Go through the entries below line by line and tally those holding "Ђукић"; write only the tally.

*** Opening Source information ***

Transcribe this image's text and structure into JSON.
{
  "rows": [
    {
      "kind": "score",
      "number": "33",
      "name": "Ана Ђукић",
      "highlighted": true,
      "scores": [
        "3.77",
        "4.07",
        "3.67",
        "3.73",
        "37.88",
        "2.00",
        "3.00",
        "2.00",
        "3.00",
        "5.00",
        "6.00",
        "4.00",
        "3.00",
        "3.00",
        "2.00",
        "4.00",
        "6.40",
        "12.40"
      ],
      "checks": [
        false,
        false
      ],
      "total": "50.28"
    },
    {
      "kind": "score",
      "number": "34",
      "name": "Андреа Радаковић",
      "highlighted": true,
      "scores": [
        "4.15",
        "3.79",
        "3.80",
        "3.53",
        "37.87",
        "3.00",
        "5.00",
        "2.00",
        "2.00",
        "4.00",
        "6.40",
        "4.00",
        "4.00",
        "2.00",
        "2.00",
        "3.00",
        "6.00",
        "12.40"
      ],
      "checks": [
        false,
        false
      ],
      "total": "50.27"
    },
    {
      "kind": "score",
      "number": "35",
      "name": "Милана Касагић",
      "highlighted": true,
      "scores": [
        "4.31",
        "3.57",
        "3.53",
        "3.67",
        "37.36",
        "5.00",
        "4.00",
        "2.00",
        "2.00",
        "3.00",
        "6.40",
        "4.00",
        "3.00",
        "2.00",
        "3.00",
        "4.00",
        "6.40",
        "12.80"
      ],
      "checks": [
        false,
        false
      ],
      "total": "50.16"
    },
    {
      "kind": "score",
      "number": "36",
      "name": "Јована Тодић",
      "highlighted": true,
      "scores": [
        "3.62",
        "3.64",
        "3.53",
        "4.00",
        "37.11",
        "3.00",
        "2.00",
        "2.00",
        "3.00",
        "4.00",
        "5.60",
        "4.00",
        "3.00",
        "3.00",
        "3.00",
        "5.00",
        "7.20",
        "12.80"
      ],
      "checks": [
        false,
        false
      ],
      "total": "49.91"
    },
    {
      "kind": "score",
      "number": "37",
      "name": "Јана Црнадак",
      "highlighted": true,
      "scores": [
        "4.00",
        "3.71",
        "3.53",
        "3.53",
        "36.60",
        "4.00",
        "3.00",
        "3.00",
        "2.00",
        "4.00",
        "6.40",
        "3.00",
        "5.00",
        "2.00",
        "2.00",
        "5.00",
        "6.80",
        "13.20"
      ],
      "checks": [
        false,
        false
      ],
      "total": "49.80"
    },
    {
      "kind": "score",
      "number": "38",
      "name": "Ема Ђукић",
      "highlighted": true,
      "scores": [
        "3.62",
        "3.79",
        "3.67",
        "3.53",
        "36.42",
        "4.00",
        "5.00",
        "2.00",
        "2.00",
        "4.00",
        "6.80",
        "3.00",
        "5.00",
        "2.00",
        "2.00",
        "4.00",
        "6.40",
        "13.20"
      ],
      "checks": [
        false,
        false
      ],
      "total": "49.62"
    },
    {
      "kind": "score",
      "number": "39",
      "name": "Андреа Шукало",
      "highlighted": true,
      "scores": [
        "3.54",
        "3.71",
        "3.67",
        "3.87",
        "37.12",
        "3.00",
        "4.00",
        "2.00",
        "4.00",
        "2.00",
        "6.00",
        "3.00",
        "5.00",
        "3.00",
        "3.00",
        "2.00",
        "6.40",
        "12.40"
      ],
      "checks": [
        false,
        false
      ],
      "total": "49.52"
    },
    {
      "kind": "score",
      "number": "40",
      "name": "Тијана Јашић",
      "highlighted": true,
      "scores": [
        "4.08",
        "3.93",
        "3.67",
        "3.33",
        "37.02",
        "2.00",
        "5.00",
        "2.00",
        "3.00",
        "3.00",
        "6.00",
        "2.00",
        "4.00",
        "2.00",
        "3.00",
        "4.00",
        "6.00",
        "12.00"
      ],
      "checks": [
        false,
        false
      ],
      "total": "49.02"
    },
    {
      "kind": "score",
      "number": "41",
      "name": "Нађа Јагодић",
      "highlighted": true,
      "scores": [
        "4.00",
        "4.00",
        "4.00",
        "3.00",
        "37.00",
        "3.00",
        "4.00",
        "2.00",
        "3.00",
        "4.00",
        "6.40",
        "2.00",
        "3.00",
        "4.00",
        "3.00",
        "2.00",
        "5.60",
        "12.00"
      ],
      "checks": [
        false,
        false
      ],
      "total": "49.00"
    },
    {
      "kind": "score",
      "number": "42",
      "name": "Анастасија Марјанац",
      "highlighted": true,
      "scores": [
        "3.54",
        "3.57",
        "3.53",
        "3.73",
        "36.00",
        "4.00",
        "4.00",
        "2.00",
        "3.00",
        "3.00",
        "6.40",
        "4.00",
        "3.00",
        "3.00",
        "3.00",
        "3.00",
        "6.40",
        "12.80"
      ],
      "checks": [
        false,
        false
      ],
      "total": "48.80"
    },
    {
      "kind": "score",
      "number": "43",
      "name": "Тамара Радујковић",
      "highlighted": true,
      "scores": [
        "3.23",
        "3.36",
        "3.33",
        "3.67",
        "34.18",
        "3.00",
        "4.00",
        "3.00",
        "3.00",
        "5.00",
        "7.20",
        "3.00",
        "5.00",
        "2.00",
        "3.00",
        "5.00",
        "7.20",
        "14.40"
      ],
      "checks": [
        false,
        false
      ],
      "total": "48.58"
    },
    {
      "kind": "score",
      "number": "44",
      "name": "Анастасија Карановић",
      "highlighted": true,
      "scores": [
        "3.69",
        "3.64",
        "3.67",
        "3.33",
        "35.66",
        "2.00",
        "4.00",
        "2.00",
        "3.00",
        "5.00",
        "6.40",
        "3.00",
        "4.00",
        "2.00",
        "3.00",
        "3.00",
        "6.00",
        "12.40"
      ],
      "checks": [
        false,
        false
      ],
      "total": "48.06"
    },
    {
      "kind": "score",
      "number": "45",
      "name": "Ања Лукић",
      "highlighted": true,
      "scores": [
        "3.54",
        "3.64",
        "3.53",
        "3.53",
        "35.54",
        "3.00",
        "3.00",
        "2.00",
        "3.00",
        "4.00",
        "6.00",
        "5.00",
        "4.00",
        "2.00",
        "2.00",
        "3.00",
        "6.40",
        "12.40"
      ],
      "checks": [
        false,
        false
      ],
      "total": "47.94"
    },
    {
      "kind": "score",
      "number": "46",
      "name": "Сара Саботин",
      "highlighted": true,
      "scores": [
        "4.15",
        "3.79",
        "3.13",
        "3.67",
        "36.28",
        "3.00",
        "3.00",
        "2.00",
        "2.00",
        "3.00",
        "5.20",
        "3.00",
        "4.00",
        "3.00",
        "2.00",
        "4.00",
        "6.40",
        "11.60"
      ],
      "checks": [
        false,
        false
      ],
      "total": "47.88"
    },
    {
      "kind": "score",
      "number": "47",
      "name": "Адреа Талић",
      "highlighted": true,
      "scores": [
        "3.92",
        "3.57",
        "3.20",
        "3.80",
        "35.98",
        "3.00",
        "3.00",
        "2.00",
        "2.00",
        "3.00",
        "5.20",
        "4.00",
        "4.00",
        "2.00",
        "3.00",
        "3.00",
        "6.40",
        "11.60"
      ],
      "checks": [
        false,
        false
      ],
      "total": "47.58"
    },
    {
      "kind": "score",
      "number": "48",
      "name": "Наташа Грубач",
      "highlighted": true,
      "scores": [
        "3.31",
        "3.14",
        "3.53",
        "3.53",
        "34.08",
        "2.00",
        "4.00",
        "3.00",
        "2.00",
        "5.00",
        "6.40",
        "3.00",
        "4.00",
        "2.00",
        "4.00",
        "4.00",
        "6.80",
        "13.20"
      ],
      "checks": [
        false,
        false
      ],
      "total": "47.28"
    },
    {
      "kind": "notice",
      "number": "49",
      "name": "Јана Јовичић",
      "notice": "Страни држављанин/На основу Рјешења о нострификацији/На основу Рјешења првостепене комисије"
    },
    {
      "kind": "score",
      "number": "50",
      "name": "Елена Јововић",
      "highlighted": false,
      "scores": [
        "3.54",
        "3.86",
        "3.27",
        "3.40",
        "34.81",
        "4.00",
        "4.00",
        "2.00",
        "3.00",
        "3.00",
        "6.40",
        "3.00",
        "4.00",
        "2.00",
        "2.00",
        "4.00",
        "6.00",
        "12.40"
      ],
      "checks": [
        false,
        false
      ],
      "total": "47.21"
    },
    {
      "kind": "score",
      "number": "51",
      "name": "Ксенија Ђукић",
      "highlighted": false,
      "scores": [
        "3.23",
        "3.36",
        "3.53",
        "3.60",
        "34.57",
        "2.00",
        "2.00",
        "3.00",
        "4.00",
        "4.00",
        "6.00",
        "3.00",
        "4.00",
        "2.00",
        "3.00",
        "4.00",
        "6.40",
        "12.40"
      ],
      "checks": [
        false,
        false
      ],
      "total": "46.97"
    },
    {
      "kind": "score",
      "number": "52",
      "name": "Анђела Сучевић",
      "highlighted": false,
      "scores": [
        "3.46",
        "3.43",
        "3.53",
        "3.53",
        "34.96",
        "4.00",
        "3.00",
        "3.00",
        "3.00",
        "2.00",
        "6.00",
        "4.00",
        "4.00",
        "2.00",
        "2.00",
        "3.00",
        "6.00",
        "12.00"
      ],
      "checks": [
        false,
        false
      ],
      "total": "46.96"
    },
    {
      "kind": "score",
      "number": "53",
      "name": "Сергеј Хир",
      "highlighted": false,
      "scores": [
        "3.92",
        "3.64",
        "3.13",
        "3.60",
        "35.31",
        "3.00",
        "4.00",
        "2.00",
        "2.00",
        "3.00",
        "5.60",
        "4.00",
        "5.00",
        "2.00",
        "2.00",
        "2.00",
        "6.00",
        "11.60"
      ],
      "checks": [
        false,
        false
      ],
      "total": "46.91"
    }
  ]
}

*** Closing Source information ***

*Response below*: 3